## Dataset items
'''

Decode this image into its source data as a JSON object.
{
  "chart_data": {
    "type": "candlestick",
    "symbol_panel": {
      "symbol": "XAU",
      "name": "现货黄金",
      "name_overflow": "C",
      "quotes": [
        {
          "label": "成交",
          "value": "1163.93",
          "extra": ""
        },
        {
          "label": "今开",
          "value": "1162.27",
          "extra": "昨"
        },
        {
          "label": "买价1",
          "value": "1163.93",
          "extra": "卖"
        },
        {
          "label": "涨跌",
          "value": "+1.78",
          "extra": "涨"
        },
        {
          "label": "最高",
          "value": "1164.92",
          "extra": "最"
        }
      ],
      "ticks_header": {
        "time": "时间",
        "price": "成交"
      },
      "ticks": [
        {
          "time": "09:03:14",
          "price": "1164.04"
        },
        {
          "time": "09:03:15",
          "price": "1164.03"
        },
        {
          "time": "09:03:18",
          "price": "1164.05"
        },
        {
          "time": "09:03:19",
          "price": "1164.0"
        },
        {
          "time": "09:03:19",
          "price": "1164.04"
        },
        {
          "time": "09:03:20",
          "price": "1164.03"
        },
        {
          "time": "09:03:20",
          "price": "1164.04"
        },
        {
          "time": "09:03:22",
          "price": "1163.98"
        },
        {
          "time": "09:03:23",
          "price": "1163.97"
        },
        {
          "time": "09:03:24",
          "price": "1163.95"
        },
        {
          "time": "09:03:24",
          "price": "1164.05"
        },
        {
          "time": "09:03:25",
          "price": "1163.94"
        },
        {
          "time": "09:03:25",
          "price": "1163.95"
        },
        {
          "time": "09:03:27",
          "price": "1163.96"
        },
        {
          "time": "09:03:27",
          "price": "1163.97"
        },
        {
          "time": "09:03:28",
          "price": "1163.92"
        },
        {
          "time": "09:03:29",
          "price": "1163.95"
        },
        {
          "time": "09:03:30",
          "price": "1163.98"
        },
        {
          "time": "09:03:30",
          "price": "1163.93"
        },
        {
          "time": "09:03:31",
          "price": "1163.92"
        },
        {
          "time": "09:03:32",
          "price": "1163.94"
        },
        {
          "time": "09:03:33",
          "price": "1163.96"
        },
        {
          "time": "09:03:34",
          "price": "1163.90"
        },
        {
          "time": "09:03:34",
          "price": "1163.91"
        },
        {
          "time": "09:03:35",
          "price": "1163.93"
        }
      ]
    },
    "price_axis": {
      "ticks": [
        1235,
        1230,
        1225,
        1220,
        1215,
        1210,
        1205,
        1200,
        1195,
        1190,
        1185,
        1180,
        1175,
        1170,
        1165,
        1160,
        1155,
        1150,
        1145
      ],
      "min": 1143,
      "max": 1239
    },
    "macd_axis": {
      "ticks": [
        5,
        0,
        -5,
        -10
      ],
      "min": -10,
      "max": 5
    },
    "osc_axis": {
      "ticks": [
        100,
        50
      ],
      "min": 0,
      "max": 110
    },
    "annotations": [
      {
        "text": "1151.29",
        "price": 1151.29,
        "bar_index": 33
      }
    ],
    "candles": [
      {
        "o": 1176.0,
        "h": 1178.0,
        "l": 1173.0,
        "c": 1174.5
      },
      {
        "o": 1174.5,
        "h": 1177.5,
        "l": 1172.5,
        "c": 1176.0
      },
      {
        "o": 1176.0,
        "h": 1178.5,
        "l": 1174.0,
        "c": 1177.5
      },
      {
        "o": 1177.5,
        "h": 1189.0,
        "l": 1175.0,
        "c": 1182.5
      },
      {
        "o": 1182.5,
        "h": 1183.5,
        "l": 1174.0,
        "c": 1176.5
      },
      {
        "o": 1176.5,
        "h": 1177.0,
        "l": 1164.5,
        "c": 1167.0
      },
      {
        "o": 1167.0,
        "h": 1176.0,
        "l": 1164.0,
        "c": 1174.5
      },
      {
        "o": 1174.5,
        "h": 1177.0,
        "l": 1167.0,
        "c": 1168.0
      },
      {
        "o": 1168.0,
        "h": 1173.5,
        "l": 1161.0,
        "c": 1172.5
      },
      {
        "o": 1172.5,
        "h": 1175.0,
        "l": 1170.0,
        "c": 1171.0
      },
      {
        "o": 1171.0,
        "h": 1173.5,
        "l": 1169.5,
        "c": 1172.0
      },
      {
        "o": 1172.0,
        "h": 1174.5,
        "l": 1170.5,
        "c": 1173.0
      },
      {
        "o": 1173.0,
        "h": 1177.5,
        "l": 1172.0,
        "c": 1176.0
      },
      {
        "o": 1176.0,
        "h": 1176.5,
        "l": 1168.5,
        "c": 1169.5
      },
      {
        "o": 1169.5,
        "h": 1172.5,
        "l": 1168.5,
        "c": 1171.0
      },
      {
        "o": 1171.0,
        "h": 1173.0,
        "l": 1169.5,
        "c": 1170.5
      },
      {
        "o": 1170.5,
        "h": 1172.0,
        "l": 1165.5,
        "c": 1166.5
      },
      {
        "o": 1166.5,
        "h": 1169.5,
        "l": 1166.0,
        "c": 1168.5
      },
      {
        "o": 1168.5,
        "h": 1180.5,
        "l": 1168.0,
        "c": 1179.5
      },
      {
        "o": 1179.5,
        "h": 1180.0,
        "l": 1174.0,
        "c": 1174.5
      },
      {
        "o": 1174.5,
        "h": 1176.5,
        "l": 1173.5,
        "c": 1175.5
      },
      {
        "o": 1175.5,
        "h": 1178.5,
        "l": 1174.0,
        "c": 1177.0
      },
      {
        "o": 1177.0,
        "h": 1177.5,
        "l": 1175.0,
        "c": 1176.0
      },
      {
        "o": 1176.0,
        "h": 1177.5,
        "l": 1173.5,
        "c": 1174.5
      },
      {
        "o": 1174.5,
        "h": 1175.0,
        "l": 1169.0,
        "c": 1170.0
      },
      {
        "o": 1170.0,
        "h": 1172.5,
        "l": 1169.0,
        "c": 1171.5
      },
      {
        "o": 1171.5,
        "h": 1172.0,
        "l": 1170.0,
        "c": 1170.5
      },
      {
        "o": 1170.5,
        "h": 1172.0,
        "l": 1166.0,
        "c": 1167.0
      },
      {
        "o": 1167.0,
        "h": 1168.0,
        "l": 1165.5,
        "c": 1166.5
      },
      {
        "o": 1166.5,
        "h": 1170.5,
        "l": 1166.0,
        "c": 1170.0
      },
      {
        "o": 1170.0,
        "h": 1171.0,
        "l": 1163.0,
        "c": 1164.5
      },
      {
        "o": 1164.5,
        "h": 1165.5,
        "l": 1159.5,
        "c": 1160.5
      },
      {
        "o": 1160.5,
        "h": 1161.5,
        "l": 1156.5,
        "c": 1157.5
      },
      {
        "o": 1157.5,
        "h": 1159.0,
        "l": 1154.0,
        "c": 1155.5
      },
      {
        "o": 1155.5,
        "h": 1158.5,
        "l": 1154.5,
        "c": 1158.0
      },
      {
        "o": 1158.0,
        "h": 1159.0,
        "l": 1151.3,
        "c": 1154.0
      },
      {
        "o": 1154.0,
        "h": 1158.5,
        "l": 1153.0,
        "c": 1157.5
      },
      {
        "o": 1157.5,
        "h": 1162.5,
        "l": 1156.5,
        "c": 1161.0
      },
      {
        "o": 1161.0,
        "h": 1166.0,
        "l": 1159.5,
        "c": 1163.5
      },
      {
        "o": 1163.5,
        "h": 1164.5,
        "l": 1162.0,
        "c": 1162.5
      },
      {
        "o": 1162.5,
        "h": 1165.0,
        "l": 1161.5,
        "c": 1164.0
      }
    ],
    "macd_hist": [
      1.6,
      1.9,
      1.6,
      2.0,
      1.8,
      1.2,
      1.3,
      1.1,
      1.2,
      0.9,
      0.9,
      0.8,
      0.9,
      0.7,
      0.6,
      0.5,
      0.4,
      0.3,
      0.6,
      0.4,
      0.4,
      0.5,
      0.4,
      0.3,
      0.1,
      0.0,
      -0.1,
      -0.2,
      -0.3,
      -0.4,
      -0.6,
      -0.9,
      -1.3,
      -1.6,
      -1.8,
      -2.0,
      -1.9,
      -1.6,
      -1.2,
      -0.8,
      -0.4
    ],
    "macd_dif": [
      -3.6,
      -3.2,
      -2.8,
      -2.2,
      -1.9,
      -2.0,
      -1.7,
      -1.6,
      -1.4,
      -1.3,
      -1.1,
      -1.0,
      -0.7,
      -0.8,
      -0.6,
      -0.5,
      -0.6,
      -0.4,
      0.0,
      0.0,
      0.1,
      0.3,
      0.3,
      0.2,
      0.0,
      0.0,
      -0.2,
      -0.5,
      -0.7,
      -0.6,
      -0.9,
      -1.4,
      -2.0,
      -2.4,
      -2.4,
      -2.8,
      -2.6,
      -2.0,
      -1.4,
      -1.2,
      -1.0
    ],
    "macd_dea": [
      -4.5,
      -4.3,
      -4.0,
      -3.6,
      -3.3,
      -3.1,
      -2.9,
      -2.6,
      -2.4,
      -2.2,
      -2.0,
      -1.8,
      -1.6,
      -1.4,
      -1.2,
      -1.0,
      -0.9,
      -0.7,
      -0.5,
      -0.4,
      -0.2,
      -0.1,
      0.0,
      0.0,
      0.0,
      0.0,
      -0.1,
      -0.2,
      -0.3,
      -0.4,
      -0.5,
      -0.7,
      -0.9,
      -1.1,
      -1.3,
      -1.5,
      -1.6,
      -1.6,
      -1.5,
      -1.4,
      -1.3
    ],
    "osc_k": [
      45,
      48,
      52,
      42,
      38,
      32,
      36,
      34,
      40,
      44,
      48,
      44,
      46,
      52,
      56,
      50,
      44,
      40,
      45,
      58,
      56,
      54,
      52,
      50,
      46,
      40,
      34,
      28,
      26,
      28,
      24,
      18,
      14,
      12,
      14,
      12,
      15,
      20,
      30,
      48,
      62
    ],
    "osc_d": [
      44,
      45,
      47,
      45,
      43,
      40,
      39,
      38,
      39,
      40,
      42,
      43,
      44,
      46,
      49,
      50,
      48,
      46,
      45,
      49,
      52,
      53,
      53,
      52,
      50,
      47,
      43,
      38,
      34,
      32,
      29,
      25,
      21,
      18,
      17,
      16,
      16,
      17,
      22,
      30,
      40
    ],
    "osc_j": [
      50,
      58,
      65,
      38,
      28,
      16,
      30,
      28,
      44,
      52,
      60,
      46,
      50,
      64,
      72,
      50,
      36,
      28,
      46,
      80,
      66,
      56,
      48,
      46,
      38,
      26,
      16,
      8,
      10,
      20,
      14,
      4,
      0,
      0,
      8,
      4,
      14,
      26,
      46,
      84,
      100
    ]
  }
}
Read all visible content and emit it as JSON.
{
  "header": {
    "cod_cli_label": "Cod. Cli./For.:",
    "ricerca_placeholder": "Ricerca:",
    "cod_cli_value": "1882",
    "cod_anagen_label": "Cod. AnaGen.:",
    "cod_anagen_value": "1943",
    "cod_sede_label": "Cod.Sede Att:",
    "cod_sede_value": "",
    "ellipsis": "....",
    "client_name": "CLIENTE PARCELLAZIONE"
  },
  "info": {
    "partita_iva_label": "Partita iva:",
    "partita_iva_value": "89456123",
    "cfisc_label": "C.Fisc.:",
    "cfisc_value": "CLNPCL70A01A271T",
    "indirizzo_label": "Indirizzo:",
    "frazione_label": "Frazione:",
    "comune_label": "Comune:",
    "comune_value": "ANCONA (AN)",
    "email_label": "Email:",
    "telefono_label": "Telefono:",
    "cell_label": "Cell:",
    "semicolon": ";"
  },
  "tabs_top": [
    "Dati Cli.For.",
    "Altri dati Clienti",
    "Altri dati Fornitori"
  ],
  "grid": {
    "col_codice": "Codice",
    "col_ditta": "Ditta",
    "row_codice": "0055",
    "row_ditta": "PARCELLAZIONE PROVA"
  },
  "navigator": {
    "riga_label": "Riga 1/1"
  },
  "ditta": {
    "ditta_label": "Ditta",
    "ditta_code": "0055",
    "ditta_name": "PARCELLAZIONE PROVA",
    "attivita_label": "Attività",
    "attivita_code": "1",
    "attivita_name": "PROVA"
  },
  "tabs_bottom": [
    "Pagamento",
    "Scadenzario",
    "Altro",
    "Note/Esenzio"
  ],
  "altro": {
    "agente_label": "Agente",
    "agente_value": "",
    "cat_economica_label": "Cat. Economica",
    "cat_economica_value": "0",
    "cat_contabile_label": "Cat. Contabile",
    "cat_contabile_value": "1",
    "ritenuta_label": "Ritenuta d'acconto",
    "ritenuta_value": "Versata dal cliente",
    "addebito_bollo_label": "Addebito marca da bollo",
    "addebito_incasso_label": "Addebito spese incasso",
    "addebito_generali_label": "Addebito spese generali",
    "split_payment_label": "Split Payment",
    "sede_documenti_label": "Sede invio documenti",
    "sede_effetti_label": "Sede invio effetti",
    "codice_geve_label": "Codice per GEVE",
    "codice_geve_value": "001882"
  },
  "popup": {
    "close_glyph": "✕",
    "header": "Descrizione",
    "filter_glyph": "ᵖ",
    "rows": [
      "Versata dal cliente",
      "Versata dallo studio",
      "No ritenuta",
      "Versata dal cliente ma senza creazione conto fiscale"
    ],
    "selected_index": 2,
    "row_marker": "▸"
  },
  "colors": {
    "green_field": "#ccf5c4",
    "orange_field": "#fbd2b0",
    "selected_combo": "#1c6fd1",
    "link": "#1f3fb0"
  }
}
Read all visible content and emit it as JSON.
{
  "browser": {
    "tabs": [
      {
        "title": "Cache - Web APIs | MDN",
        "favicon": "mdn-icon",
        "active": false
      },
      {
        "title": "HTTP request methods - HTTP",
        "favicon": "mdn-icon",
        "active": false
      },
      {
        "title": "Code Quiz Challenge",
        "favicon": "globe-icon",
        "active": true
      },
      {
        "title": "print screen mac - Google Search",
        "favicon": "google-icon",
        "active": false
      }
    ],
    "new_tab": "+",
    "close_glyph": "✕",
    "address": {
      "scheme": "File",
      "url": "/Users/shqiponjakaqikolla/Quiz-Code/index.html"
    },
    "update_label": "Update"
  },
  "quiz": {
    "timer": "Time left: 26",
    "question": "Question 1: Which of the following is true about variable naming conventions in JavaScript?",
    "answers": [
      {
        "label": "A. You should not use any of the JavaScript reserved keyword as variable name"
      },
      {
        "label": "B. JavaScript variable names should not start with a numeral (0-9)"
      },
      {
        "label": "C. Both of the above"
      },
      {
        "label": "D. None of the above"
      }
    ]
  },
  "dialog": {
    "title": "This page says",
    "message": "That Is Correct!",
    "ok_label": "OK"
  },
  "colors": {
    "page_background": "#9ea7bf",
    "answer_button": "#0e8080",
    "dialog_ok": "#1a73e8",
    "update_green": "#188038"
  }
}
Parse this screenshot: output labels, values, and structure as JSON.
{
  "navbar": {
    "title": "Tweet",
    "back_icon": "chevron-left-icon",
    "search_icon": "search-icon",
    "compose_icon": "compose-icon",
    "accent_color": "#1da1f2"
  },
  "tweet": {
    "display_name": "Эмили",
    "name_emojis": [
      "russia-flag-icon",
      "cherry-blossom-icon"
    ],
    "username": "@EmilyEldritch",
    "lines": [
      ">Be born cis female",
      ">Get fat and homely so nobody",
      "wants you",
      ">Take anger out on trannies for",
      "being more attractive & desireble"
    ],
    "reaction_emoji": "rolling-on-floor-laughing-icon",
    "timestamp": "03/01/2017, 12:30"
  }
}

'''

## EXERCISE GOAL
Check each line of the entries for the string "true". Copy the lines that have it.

## OUTPUT FOR THIS EXERCISE
        "active": true
    "question": "Question 1: Which of the following is true about variable naming conventions in JavaScript?",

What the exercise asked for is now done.